While there is much excitement about the factory of the future and Industry 4.0, existing factories, machines, and processes represent the primary opportunity for the Industrial Internet. The biggest short-term gains will come from retrofitting advanced communications and management functionality to today’s industrial infrastructure.
Advances in AI have enabled the development of robots, allowing them to become highly complex products rather than the stand-alone, fixed-function machines they used to be. This, in turn, has increased the number of roles that robots can perform. Central to this development has been cloud computing, which allows sensing, computation, and memory to be managed more rapidly, safely, and at scale.
The leaders in cloud robotics combine infrastructure and AI capabilities, namely Amazon, Google, IBM, and Microsoft. As well as enabling AI implementation, the use of cloud within robotics has the potential to change the way that the technology is consumed.
Robotics centres of excellence (CoEs)
A robotics CoE is responsible for developing and implementing robotic solutions that are efficient, productive, and responsive to the needs of industries. These solutions ensure that a company realises its automation goals. In simple terms, the CoE gathers, assesses, and manages the information that eases the deployment of robotic solutions.
Open process automation (OPA)
Traditionally, robotic components such as controllers were only compatible with products made by the same company. For example, Siemens controllers would only work with Siemens products and ABB controllers with ABB products. Various organisations are now striving to break free from these limitations and establish an open system that would make robotic components universally compatible. These efforts have led to the development of OPA, which allows technology vendors to work together with various organisations to produce standard, secure, and open architecture that can ease robotic integration, giving rise to vendor-neutral solutions.
ExxonMobil launched the initiative that aimed to build a prototype capable of transforming into a commercially viable OPA system. It can be achieved by developing a distributed, modular, and standards-based architecture for robotic components with extensible systems that can accommodate changes.
Lightweight design and doing less with more

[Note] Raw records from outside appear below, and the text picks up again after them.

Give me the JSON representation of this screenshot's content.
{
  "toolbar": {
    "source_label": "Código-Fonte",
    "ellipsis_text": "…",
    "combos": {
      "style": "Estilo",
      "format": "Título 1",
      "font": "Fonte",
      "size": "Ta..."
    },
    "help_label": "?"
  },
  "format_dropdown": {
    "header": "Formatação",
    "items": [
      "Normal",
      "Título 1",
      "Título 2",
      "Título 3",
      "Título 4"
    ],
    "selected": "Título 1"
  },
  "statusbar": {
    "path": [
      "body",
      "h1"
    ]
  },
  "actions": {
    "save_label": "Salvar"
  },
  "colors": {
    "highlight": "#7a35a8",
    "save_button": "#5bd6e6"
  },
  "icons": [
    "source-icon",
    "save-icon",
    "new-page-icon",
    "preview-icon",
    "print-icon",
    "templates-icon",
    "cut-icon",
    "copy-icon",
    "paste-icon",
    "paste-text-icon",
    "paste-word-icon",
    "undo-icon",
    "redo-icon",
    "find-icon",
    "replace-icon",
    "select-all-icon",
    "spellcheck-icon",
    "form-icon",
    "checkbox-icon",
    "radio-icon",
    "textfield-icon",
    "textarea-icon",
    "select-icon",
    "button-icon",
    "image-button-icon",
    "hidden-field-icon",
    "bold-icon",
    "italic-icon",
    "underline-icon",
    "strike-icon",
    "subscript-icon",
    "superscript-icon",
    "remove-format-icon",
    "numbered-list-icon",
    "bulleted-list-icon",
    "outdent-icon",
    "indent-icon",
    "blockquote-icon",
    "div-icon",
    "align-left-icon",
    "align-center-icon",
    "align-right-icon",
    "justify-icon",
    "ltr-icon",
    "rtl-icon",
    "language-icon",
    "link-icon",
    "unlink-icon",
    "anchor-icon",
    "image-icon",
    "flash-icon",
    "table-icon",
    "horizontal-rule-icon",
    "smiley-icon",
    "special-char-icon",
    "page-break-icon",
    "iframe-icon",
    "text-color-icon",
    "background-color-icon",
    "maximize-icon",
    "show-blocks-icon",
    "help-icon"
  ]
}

The robots of the 2020s will be smaller and lighter. This will make them more flexible, cost-effective, and easy to deploy. The trend towards lightweight design applies to both the bodies and the brains of robots. Several companies are investing in optimised operation systems, software, and programming. Academia is also developing solutions for some of the most complex problems, such as trajectory simplification, which aims to make robots better at navigating their environment.
Although robots have become prevalent across different industries, designing and modelling a robot is tedious, cumbersome, and expensive. Moreover, accommodating a minor change or modification at a later stage can further prolong the process. In response, manufacturers are attempting to create robot prototypes that can be customised. For example, start-up Elephant Robotics developed a low-cost and intelligent robotic arm with six degrees of freedom that can be adapted to multiple scenarios and applications.
Soft and self-healing robots
Soft robots are made of soft materials or polymers instead of conventional metal. These materials give robots organic characteristics, replicating the way muscles work. Research is ongoing on enabling them to self-repair, which would make them more flexible and adaptable. Self-healing robots are still in their infancy stage, but continued research is expected to improve the technology.
This is an edited extract from the Robotics – Thematic Research report produced by GlobalData Thematic Research.